▶ [Work instructions] Among the entries, find the lines with the string "Arrival" and report them.

.....

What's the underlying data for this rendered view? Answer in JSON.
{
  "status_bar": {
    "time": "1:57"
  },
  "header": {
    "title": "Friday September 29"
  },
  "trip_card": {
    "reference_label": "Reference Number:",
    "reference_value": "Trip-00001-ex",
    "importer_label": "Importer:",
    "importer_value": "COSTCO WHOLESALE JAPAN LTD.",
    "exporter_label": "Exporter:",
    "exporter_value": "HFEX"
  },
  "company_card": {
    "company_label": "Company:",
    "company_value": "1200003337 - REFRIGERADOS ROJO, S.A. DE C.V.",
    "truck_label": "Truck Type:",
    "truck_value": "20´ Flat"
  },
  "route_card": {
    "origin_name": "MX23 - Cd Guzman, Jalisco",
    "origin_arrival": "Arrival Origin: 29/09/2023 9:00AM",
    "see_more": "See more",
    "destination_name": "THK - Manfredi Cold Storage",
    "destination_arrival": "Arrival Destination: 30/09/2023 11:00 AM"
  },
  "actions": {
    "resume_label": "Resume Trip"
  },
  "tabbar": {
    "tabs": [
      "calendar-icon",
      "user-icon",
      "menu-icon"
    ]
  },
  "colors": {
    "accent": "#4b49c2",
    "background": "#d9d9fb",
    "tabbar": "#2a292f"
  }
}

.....

▶ [Exercise response]
    "origin_arrival": "Arrival Origin: 29/09/2023 9:00AM",
    "destination_arrival": "Arrival Destination: 30/09/2023 11:00 AM"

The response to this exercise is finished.